Play your cards right: The hotel's lobby


Part of a chain that takes in Portland, Seattle and Palm Springs, Manhattan's Ace Hotel has become the place of refuge for globe-trotting hipsters. Its low-fi elegance and self-consciously retro styling strike a chord with a nostalgically minded but forward-thinking clientele, while sparse and grunge-inspired décor chimes perfectly with the up-and-coming feel of the Ace's Midtown location.

The Ace is supremely hip, from its bearded, lithe doormen to the rock music-themed cocktails (Pablo Honey, Lust for Life, London Calling). The main lounge is an everyday sanctum for Apple Mac users to chill out in; hotel guests and local itinerant freelancers alike combine to make the ground floor feel like a real hub, although jostling for seats can be aggravating. Later in the day, a roster of DJs spin their tunes here.

Still, it's definitely worth staking a claim on one of the sofas or long benches to soak up a bit of the Ace's atmosphere; it's not often that a hotel becomes such a focus for so varied a scene, and people-spotting here can be rewarding.

Happily, there are plenty of other places to pop a squat around the former boarding house, built in 1904. The Ace has two restaurants attached to it, a sandwich bar and an acclaimed coffee shop, Stumptown Roasters, whose rich aromas waft enticingly into the lobby.

The Breslin Bar and Dining Room is the latest Michelin-starred offering from April Bloomfield and Ken Friedman, of Manhattan's ultra-exclusive gastropub The Spotted Pig, specialising in meaty feasts. It's fantastic for dinner but also a brilliant lunch option (adjustable waistband advised), when it's a little quieter and easier to get a table.

On the other side of the building, the John Dory Oyster Bar focuses more on cocktails, devised by Sasha Petraske of trendy members' bar Milk & Honey, and seafood sharing platters masterminded by Bloomfield. If it all sounds a bit name-dropperish, it probably is (and be prepared to queue for a table) but the food, drink and service don't suffer for it.

Also attached to the hotel is a branch of the newly cult and achingly cool department store Opening Ceremony, which stocks labels such as Comme des Garçons, Alexander Wang and numerous in-house collaborations with big name stars, such as Chloë Sevigny. Its wacky and original conceptual interior and installations are worth a visit in their own right.
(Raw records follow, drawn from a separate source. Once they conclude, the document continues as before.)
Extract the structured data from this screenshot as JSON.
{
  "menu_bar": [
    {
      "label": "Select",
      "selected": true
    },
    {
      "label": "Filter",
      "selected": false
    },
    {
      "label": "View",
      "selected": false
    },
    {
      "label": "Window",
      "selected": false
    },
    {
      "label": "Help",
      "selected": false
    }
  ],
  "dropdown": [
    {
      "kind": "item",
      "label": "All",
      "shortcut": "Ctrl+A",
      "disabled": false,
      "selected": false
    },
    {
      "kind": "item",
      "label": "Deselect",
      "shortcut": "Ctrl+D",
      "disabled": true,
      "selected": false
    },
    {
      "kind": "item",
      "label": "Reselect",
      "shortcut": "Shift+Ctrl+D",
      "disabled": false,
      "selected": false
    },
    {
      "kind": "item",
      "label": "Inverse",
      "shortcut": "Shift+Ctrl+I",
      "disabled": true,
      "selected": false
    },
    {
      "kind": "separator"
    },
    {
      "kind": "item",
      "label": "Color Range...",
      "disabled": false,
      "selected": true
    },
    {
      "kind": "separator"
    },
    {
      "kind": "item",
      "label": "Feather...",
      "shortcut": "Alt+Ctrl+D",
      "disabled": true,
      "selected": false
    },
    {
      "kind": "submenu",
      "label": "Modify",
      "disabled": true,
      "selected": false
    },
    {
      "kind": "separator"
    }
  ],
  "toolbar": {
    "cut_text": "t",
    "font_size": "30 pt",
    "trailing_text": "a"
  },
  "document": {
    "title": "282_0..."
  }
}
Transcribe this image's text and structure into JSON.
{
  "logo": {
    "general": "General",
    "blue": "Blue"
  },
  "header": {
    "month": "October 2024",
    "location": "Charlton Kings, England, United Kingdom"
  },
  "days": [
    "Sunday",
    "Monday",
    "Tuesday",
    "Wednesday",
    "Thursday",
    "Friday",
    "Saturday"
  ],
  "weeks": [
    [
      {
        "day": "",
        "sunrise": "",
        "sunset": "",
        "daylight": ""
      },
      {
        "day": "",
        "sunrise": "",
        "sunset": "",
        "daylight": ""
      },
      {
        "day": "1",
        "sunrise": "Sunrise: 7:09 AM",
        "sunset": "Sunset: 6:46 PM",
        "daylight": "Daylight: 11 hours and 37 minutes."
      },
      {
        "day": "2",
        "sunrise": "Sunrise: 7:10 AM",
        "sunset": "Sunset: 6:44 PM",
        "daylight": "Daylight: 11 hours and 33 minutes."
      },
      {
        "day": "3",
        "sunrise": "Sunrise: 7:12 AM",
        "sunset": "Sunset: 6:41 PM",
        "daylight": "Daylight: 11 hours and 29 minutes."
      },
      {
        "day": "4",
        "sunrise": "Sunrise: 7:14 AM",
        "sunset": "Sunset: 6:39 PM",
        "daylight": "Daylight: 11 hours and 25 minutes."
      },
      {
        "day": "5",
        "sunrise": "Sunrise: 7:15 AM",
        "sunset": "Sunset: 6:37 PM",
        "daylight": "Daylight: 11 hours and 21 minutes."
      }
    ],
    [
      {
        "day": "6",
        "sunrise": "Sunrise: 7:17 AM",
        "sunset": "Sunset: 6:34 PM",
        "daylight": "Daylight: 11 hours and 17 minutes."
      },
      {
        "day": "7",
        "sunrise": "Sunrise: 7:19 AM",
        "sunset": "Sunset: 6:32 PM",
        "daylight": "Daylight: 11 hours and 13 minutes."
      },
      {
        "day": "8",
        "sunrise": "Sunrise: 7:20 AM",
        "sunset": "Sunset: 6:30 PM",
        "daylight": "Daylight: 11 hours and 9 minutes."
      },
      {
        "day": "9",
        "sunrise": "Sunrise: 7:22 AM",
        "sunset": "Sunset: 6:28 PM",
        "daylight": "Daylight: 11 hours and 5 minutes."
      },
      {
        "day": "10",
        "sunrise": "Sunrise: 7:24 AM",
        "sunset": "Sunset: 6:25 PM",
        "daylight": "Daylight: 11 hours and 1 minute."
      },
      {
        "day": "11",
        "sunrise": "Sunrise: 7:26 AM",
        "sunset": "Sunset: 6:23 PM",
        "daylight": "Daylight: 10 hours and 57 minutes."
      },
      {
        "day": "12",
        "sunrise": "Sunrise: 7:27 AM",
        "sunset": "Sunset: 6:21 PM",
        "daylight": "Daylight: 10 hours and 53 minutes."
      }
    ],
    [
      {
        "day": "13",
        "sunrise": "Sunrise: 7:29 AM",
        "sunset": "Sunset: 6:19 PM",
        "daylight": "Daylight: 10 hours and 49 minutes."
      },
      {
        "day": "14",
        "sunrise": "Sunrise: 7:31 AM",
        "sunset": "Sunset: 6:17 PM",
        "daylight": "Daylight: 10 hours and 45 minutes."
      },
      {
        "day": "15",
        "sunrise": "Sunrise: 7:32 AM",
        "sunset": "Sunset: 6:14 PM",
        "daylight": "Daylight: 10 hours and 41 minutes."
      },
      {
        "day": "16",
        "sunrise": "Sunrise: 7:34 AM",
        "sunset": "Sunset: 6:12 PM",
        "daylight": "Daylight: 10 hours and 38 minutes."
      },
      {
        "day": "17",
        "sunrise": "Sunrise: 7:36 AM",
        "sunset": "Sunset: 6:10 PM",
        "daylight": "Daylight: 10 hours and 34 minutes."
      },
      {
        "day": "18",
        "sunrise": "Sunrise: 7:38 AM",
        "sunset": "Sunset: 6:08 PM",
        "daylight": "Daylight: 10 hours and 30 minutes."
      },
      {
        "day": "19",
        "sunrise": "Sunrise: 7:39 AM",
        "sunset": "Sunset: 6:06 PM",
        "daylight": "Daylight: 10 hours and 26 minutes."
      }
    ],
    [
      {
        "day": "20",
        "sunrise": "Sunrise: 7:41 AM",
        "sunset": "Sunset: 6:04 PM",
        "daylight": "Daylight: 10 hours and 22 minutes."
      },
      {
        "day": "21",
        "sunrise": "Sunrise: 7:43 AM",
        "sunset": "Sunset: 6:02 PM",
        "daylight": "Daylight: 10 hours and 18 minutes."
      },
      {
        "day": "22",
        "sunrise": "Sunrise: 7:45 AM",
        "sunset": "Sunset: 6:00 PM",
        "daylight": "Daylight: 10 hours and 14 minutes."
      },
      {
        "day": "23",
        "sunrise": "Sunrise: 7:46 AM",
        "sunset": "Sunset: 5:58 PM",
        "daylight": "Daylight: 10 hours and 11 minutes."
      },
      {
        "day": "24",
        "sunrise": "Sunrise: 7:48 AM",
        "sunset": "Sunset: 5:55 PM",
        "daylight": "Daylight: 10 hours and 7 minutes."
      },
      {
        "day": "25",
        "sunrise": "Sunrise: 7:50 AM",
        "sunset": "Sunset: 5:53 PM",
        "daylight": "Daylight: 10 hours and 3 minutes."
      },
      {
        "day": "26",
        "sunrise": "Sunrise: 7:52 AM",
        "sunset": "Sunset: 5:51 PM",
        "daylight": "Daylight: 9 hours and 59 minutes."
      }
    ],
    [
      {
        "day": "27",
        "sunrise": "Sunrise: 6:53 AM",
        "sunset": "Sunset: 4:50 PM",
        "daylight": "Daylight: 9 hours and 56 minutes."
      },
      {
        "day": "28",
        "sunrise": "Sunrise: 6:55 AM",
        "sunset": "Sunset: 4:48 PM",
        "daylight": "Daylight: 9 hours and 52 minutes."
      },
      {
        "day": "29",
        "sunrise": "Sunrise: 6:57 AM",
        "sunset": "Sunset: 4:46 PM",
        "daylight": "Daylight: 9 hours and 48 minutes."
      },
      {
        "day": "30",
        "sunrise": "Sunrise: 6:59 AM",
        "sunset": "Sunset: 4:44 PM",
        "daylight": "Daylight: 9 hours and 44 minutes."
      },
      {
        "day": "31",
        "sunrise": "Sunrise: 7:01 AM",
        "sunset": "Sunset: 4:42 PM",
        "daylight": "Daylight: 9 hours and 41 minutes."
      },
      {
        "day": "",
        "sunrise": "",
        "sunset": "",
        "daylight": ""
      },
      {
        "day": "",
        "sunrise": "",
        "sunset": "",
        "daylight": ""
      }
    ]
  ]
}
Ace aficionados can buy tote bags from reception emblazoned with the hotel's locale: West 29th Street and Broadway. The area might not be much to shout about just yet, but the hotel is determined to make it so, and the surroundings are showing signs of improvement.

The allure of the Ace is that it's situated in an area where people live. That's not to say it's far from the tourist attractions (the Empire State Building is a matter of blocks away, as is the Theatre District) but it means there are plenty of good cafés, delis and laid-back restaurants in walking distance. The newly extended High Line – a park built on a former railway – is a few blocks away, too, and provides a pleasant place to stroll.


Despite its highly stylised conceit, the Ace offers rooms catering for a range of budgets, from "cheap", via "small" to "large" and "loft". Some rooms have bunk beds and, since the aesthetic of the place is quite urban vintage anyway, these functional and basic rooms still manage to look fairly chic.

Décor revolves around idiosyncratic, often novelty, touches – many rooms are furnished with electric guitars, mini-bars are encased in rock star-style rider cases, and bathrooms look near-institutional with their white tiles and heavy iron fixtures. In one room, the wall above the bed reads "Play Safe"; in another, the mirror above the sink reads "Love is Meant to Make Us Glad". Elsewhere, there are murals and abstract smearings. This may all sound a little hokey but it works within the starkness of the hotel's interiors.

It all makes for a practical, slick and bohemian setting, entirely in-keeping with the Ace's personality, but devoid of some of the luxuries one might want, or indeed expect, when paying prices towards the top end of the scale – a bunk room goes for about $360 (£240) a night. That said, the rooms are spacious and light, beds are comfy and many windows have a prize view of the lower floors of the Empire State Building.

Ace Hotel, 20 West 29th Street, New York City, US (001 212 679 2222;

Rooms ****
Value ***
Service ****

Doubles start at $415 (£277), room only.